What often escapes scrutiny is the individual lack of restraint on the insatiable quest for more that comes from one’s ego. Thanksgiving is a time to put dopaminergic desires and materialistic tendencies aside for a day so we can come together in unity. However, this may be why so many primarily ego driven individuals consider this holiday to be just ho hum.
Materialism refers to the individual characteristics like those found in narcissism. The ego absolutely adores this potent combination. Greed is not good and is a symptom of materialism rather than capitalism. Greed is also a problem to be solved by the individual rather than collectively and isn’t endemic to capitalism. The ego loves to show off and make comparisons during Thanksgiving but the heart can help reign that in.

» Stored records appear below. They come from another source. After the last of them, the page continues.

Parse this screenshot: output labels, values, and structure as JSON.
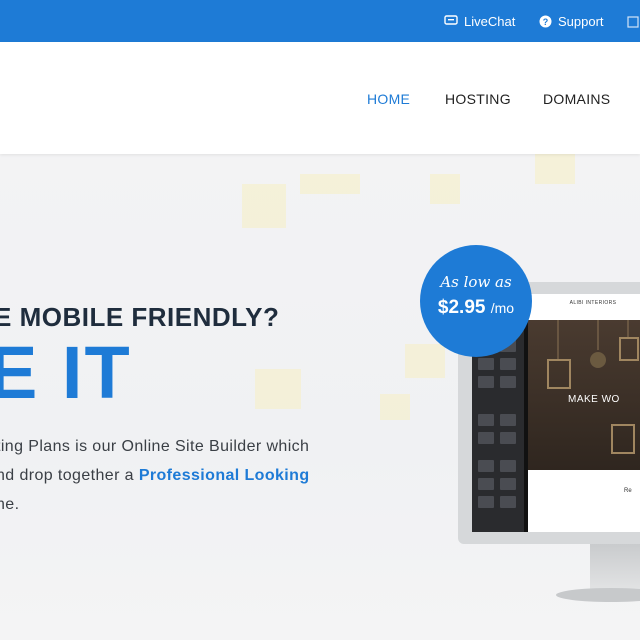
{
  "topbar": {
    "livechat_label": "LiveChat",
    "support_label": "Support"
  },
  "nav": {
    "items": [
      {
        "label": "HOME",
        "active": true
      },
      {
        "label": "HOSTING",
        "active": false
      },
      {
        "label": "DOMAINS",
        "active": false
      }
    ]
  },
  "hero": {
    "headline": "E MOBILE FRIENDLY?",
    "big_text": "E IT",
    "paragraph_line1": "ting Plans is our Online Site Builder which",
    "paragraph_line2_pre": "nd drop together a ",
    "paragraph_line2_highlight": "Professional Looking",
    "paragraph_line3": "ne."
  },
  "badge": {
    "as_low_as": "As low as",
    "price": "$2.95",
    "per": "/mo"
  },
  "mockup": {
    "site_brand": "ALIBI INTERIORS",
    "site_hero_text": "MAKE WO",
    "site_body_title": "Re"
  },
  "colors": {
    "brand_blue": "#1e7bd6",
    "text_dark": "#1f2d3d"
  }
}
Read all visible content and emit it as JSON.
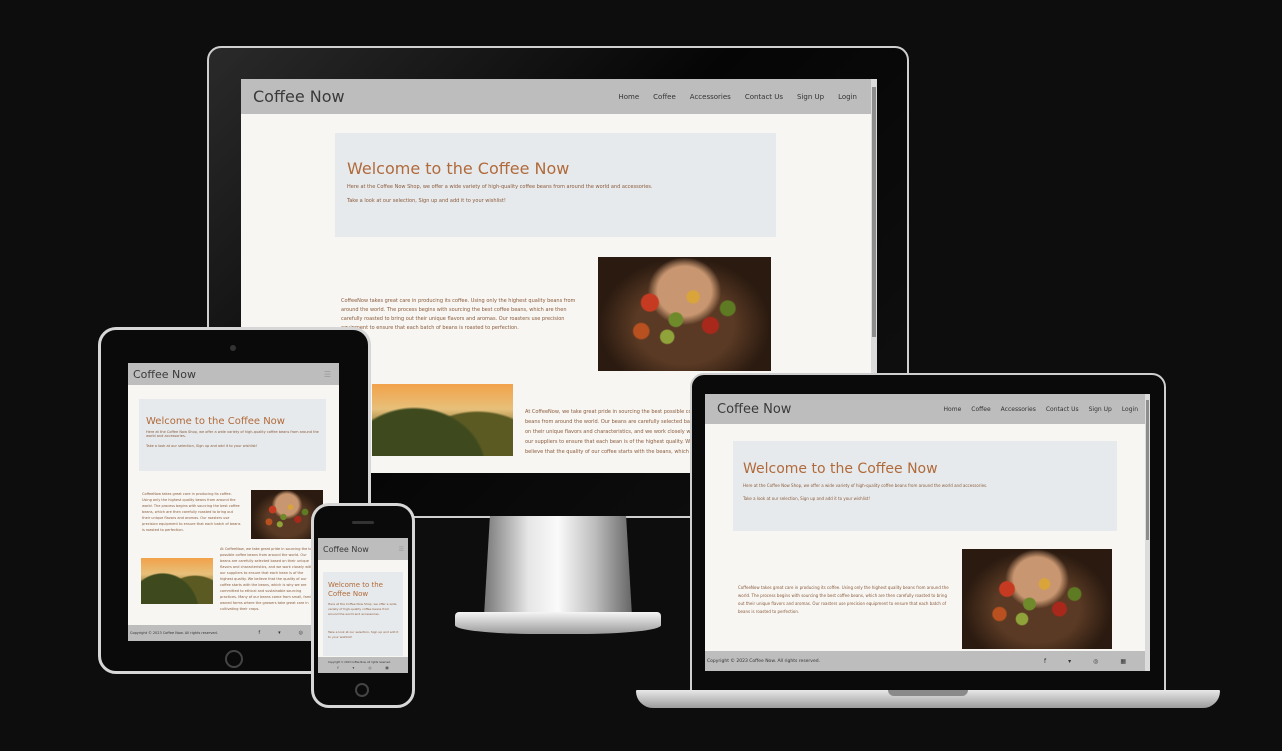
{
  "site": {
    "brand": "Coffee Now",
    "nav": [
      "Home",
      "Coffee",
      "Accessories",
      "Contact Us",
      "Sign Up",
      "Login"
    ],
    "hero_title": "Welcome to the Coffee Now",
    "hero_title_split": [
      "Welcome to the",
      "Coffee Now"
    ],
    "hero_line1": "Here at the Coffee Now Shop, we offer a wide variety of high-quality coffee beans from around the world and accessories.",
    "hero_line2": "Take a look at our selection, Sign up and add it to your wishlist!",
    "para1": "CoffeeNow takes great care in producing its coffee. Using only the highest quality beans from around the world. The process begins with sourcing the best coffee beans, which are then carefully roasted to bring out their unique flavors and aromas. Our roasters use precision equipment to ensure that each batch of beans is roasted to perfection.",
    "para2": "At CoffeeNow, we take great pride in sourcing the best possible coffee beans from around the world. Our beans are carefully selected based on their unique flavors and characteristics, and we work closely with our suppliers to ensure that each bean is of the highest quality. We believe that the quality of our coffee starts with the beans, which is why we are committed to ethical and sustainable sourcing practices. Many of our beans come from small, family-owned farms where the growers take great care in cultivating their crops.",
    "footer_copy": "Copyright © 2023 Coffee Now. All rights reserved.",
    "social_icons": [
      "facebook-icon",
      "twitter-icon",
      "github-icon",
      "linkedin-icon"
    ],
    "social_glyphs": [
      "f",
      "▾",
      "◎",
      "▦"
    ],
    "menu_glyph": "☰"
  },
  "colors": {
    "nav_bg": "#bdbdbd",
    "hero_bg": "#e7eaec",
    "accent": "#b06a3b",
    "page_bg": "#f7f6f3"
  }
}
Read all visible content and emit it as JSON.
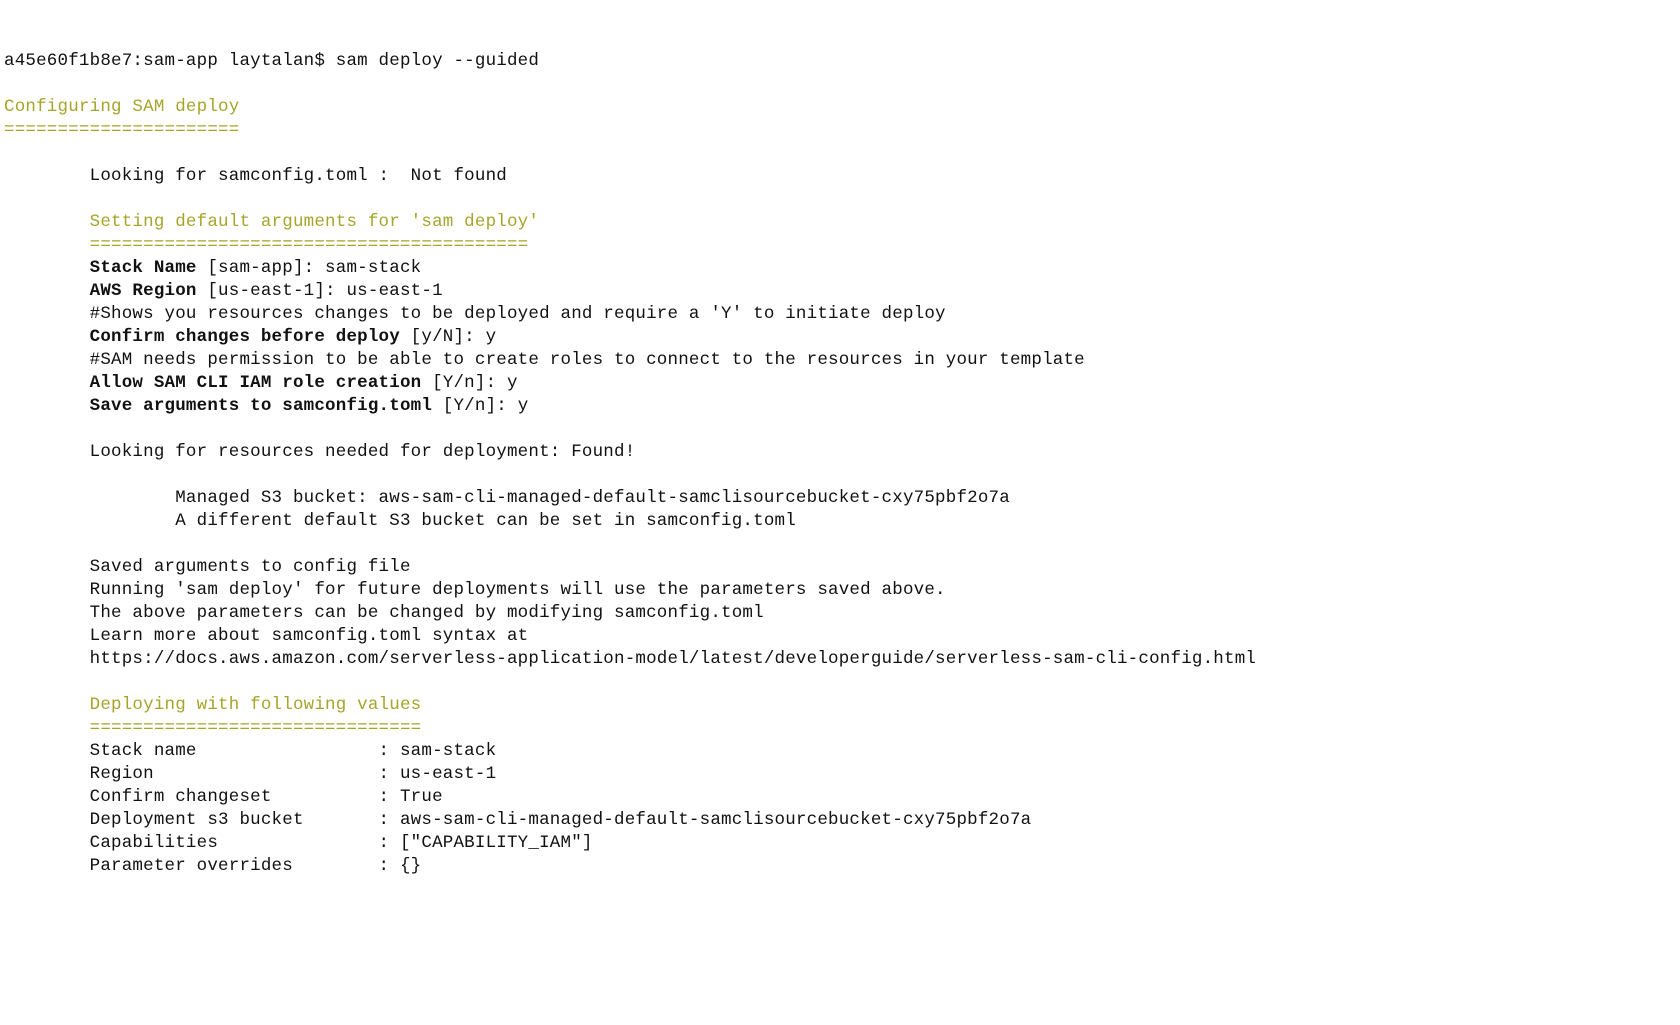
{
  "prompt": "a45e60f1b8e7:sam-app laytalan$ sam deploy --guided",
  "header": {
    "title": "Configuring SAM deploy",
    "rule": "======================"
  },
  "looking_config": "        Looking for samconfig.toml :  Not found",
  "defaults": {
    "title": "        Setting default arguments for 'sam deploy'",
    "rule": "        =========================================",
    "stack_name_label": "        Stack Name",
    "stack_name_rest": " [sam-app]: sam-stack",
    "region_label": "        AWS Region",
    "region_rest": " [us-east-1]: us-east-1",
    "confirm_comment": "        #Shows you resources changes to be deployed and require a 'Y' to initiate deploy",
    "confirm_label": "        Confirm changes before deploy",
    "confirm_rest": " [y/N]: y",
    "iam_comment": "        #SAM needs permission to be able to create roles to connect to the resources in your template",
    "iam_label": "        Allow SAM CLI IAM role creation",
    "iam_rest": " [Y/n]: y",
    "save_label": "        Save arguments to samconfig.toml",
    "save_rest": " [Y/n]: y"
  },
  "resources": {
    "looking": "        Looking for resources needed for deployment: Found!",
    "bucket": "                Managed S3 bucket: aws-sam-cli-managed-default-samclisourcebucket-cxy75pbf2o7a",
    "alt": "                A different default S3 bucket can be set in samconfig.toml"
  },
  "saved": {
    "l1": "        Saved arguments to config file",
    "l2": "        Running 'sam deploy' for future deployments will use the parameters saved above.",
    "l3": "        The above parameters can be changed by modifying samconfig.toml",
    "l4": "        Learn more about samconfig.toml syntax at",
    "l5": "        https://docs.aws.amazon.com/serverless-application-model/latest/developerguide/serverless-sam-cli-config.html"
  },
  "deploy": {
    "title": "        Deploying with following values",
    "rule": "        ===============================",
    "stack": "        Stack name                 : sam-stack",
    "region": "        Region                     : us-east-1",
    "confirm": "        Confirm changeset          : True",
    "bucket": "        Deployment s3 bucket       : aws-sam-cli-managed-default-samclisourcebucket-cxy75pbf2o7a",
    "caps": "        Capabilities               : [\"CAPABILITY_IAM\"]",
    "params": "        Parameter overrides        : {}"
  }
}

Greed is the driving force behind the materialistic motives that are so often misattributed to capitalism. However, individuals often may prefer to blame outwardly than internally. Blaming a social system like capitalism is so much easier than looking inside yourself. Neither materialism nor consumerism know moderation and both are destabilizing economic forces which cause numerous political imbalances.
Perseverance and resilience are the tools we can choose to use in our daily lives rather than victimhood and manipulation. These two positive principles help form the foundation of our great American nation. Even though we may go astray at times, we always have the choice to forgive. We can choose to cherish life, liberty and freedom in the celebration of our Independence Day. People are the DNA of our country and it will break down if we don’t maintain it. — Dusk O'Deorain
Despite there being a other holiday dedicated to this purpose, I am thankful for my independence. Gratitude taught from the heart during Thanksgiving can bring that balance out the greed and materialism of the ego. As you’ve likely read here before, we need both rather than just the one.
America is a both a nation as well as many independent and individual states that were intended to interdependently collaborate rather than compete with each other. However, only a social system that values both the individual and the collective roles they serve can restore such balance.